My world is about digging up what others know little about. And while online tools still help me do this, it’s now become more like rummaging through the piles that most people would pass by in order to find those little golden nuggets. What I once loved about the interwebs was that most of it was unknown. We were still pioneering it. And it was a haven from the relatively ridiculous and mundane ┬ábehaviours that had taken over things like email (Forward this to 15 people on your list or you’ll have bad sex for a year!). Now it’s getting to a point where it’s becoming a civilized place to live. We’re appointing sheriffs and local law enforcement to keep the peace so we can all co-exist. But in that, if it means tolerating the overwhelmingly useless dribble or spending hours putting the right filters into place to weed it out… quite frankly, I think I’d rather just go elsewhere.

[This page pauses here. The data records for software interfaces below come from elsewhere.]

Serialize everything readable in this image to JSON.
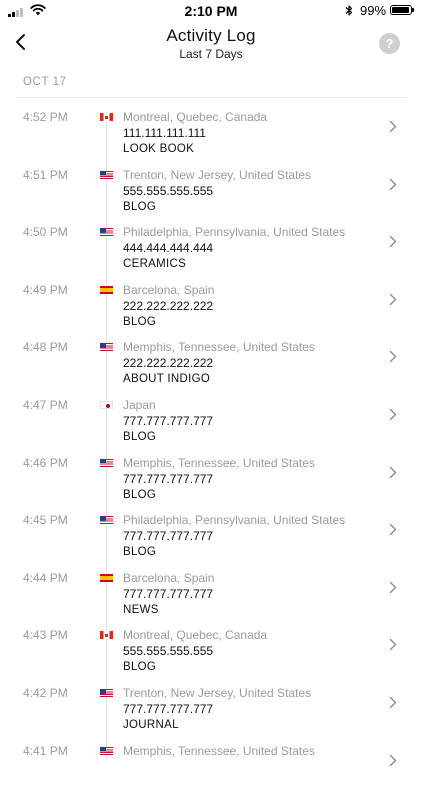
{
  "status_bar": {
    "time": "2:10 PM",
    "battery_percent": "99%",
    "battery_level": 0.99,
    "icons": [
      "cellular-signal-icon",
      "wifi-icon",
      "bluetooth-icon",
      "battery-icon"
    ]
  },
  "header": {
    "title": "Activity Log",
    "subtitle": "Last 7 Days",
    "help_label": "?",
    "back_icon": "chevron-left-icon"
  },
  "section": {
    "date": "OCT 17"
  },
  "colors": {
    "muted_text": "#9a9a9a",
    "primary_text": "#111111",
    "help_button": "#cfcfcf",
    "timeline": "#e3e3e3"
  },
  "entries": [
    {
      "time": "4:52 PM",
      "flag": "ca",
      "location": "Montreal, Quebec, Canada",
      "ip": "111.111.111.111",
      "page": "LOOK BOOK"
    },
    {
      "time": "4:51 PM",
      "flag": "us",
      "location": "Trenton, New Jersey, United States",
      "ip": "555.555.555.555",
      "page": "BLOG"
    },
    {
      "time": "4:50 PM",
      "flag": "us",
      "location": "Philadelphia, Pennsylvania, United States",
      "ip": "444.444.444.444",
      "page": "CERAMICS"
    },
    {
      "time": "4:49 PM",
      "flag": "es",
      "location": "Barcelona, Spain",
      "ip": "222.222.222.222",
      "page": "BLOG"
    },
    {
      "time": "4:48 PM",
      "flag": "us",
      "location": "Memphis, Tennessee, United States",
      "ip": "222.222.222.222",
      "page": "ABOUT INDIGO"
    },
    {
      "time": "4:47 PM",
      "flag": "jp",
      "location": "Japan",
      "ip": "777.777.777.777",
      "page": "BLOG"
    },
    {
      "time": "4:46 PM",
      "flag": "us",
      "location": "Memphis, Tennessee, United States",
      "ip": "777.777.777.777",
      "page": "BLOG"
    },
    {
      "time": "4:45 PM",
      "flag": "us",
      "location": "Philadelphia, Pennsylvania, United States",
      "ip": "777.777.777.777",
      "page": "BLOG"
    },
    {
      "time": "4:44 PM",
      "flag": "es",
      "location": "Barcelona, Spain",
      "ip": "777.777.777.777",
      "page": "NEWS"
    },
    {
      "time": "4:43 PM",
      "flag": "ca",
      "location": "Montreal, Quebec, Canada",
      "ip": "555.555.555.555",
      "page": "BLOG"
    },
    {
      "time": "4:42 PM",
      "flag": "us",
      "location": "Trenton, New Jersey, United States",
      "ip": "777.777.777.777",
      "page": "JOURNAL"
    },
    {
      "time": "4:41 PM",
      "flag": "us",
      "location": "Memphis, Tennessee, United States",
      "ip": "",
      "page": ""
    }
  ]
}
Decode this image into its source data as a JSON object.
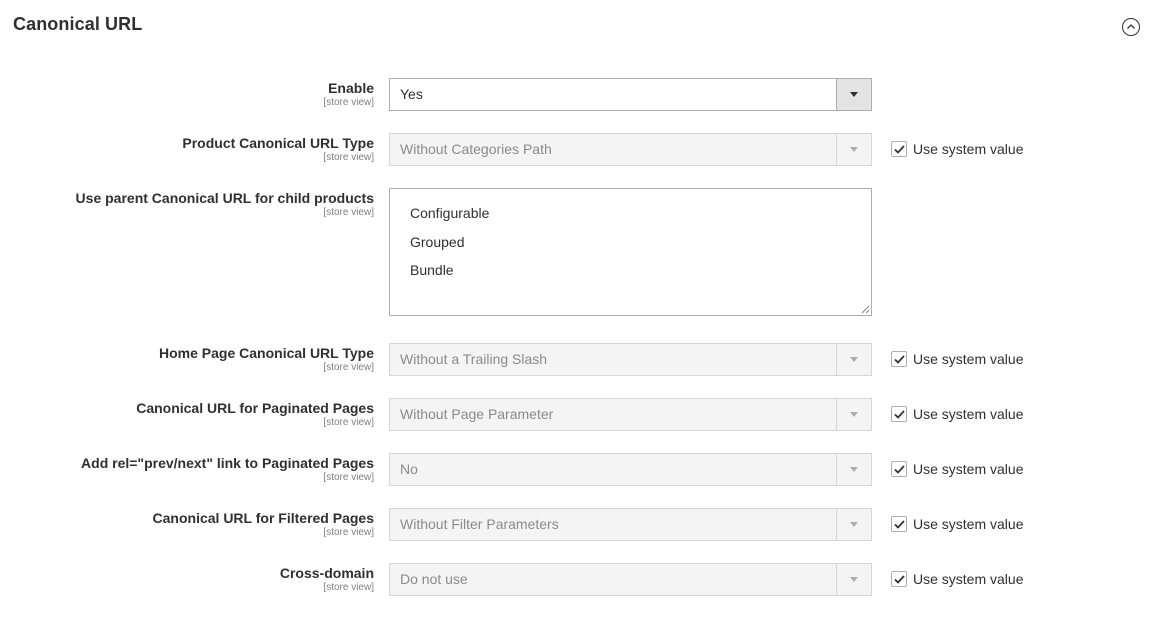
{
  "section": {
    "title": "Canonical URL"
  },
  "scope_label": "[store view]",
  "system_value_label": "Use system value",
  "fields": {
    "enable": {
      "label": "Enable",
      "value": "Yes"
    },
    "product_type": {
      "label": "Product Canonical URL Type",
      "value": "Without Categories Path"
    },
    "parent_child": {
      "label": "Use parent Canonical URL for child products",
      "options": [
        "Configurable",
        "Grouped",
        "Bundle"
      ]
    },
    "home_type": {
      "label": "Home Page Canonical URL Type",
      "value": "Without a Trailing Slash"
    },
    "paginated": {
      "label": "Canonical URL for Paginated Pages",
      "value": "Without Page Parameter"
    },
    "prev_next": {
      "label": "Add rel=\"prev/next\" link to Paginated Pages",
      "value": "No"
    },
    "filtered": {
      "label": "Canonical URL for Filtered Pages",
      "value": "Without Filter Parameters"
    },
    "cross_domain": {
      "label": "Cross-domain",
      "value": "Do not use"
    }
  }
}
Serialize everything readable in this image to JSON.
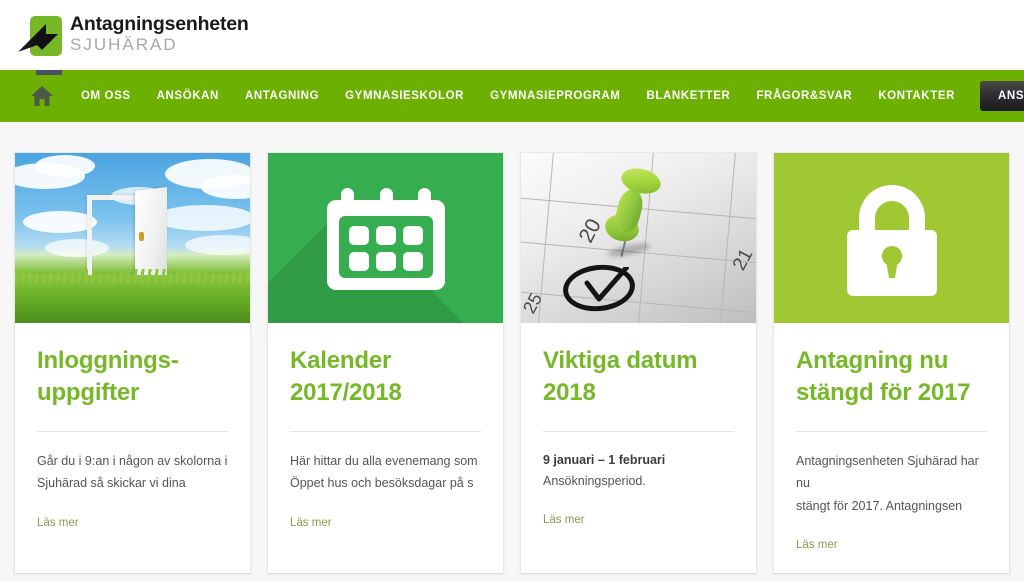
{
  "site": {
    "logo_title": "Antagningsenheten",
    "logo_subtitle": "SJUHÄRAD",
    "logo_icon": "cursor-arrow-square-logo"
  },
  "nav": {
    "home_icon": "home-icon",
    "search_icon": "search-icon",
    "items": [
      {
        "label": "OM OSS"
      },
      {
        "label": "ANSÖKAN"
      },
      {
        "label": "ANTAGNING"
      },
      {
        "label": "GYMNASIESKOLOR"
      },
      {
        "label": "GYMNASIEPROGRAM"
      },
      {
        "label": "BLANKETTER"
      },
      {
        "label": "FRÅGOR&SVAR"
      },
      {
        "label": "KONTAKTER"
      }
    ],
    "cta_label": "ANSÖKNINGSWEBB",
    "background_color": "#6cb002",
    "cta_color": "#2b2b2b"
  },
  "cards": [
    {
      "media_type": "photo-open-door",
      "title": "Inloggnings-\nuppgifter",
      "title_line1": "Inloggnings-",
      "title_line2": "uppgifter",
      "excerpt_line1": "Går du i 9:an i någon av skolorna i",
      "excerpt_line2": "Sjuhärad så skickar vi dina",
      "excerpt_bold": "",
      "read_more": "Läs mer",
      "media_color": "#7cc3ee"
    },
    {
      "media_type": "flat-calendar-icon",
      "title_line1": "Kalender",
      "title_line2": "2017/2018",
      "excerpt_line1": "Här hittar du alla evenemang som",
      "excerpt_line2": "Öppet hus och besöksdagar på s",
      "excerpt_bold": "",
      "read_more": "Läs mer",
      "media_color": "#36ae4f",
      "icon_name": "calendar-icon"
    },
    {
      "media_type": "photo-pin-calendar",
      "title_line1": "Viktiga datum",
      "title_line2": "2018",
      "excerpt_bold": "9 januari – 1 februari",
      "excerpt_line1": "Ansökningsperiod.",
      "excerpt_line2": "",
      "read_more": "Läs mer",
      "media_color": "#d4d4d4",
      "photo_numbers": [
        "20",
        "21",
        "25"
      ]
    },
    {
      "media_type": "flat-lock-icon",
      "title_line1": "Antagning nu",
      "title_line2": "stängd för 2017",
      "excerpt_line1": "Antagningsenheten Sjuhärad har nu",
      "excerpt_line2": "stängt för 2017. Antagningsen",
      "excerpt_bold": "",
      "read_more": "Läs mer",
      "media_color": "#a0c832",
      "icon_name": "lock-icon"
    }
  ],
  "theme": {
    "heading_green": "#76b828",
    "nav_green": "#6cb002",
    "page_background": "#f7f7f7",
    "read_more_color": "#8a9a4e"
  }
}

It turns out, elsewhere is “offline.” What? Seriously… hitting the streets, walking through doors I’ve never opened without having looked it up online, picking up books to read based solely on the cover (or off the recommendation of the staff in the bookstore who can’t ever shut up about the last insane book they read)… yes, finding the real nerds. Social networks are making the world too big. And when it gets too big, it loses its value for me. It’s harder to connect, harder to have genuinely interesting conversations. So, see you later interwebs. I’ll be back to use you for writing and publishing and the sort, but as far as supporting my adventuring pastimes, you just aren’t bringing me what I need. Expect an exodus of the nerds in the coming months. Surely, I’m not the only one feeling this way.

Whether it’s on Yelp, Foursquare, Facebook, Google or some other mobile check in platform, if you’re a business owner, there’s no way in hell you should ever be checking in to your own business. Why?

It’s lame.

You’re there everyday. Say hello to us, comment on our check ins. But quit stealing our thunder.

Check ins. Highly social. Very much a game. I fight other users for my dukedoms on Yelp. And it’s cool, cuz we’re on a level playing field. But the minute a business has its owner or one of the employees as the duke, mayor, whatever other “winner” of the game, I stop checking in. And when I stop checking in, I stop telling my friends where I’m frequenting the most. It’s cool to be the most “regular” of regulars at the shops I love. It’s shitty when I have to compete with business owners, employees and anyone else that has an ulterior motive. And frankly, as innocent as it may seem, I put it in the “black hat” social media tactic category.

So if you’re in the habit. Please stop. A better alternative? Become a player yourself. Check in to the businesses you love… but here’s the real kicker… make sure they’re ones you aren’t affiliated with. Then you’re one of us, we trust you and we’re all better off.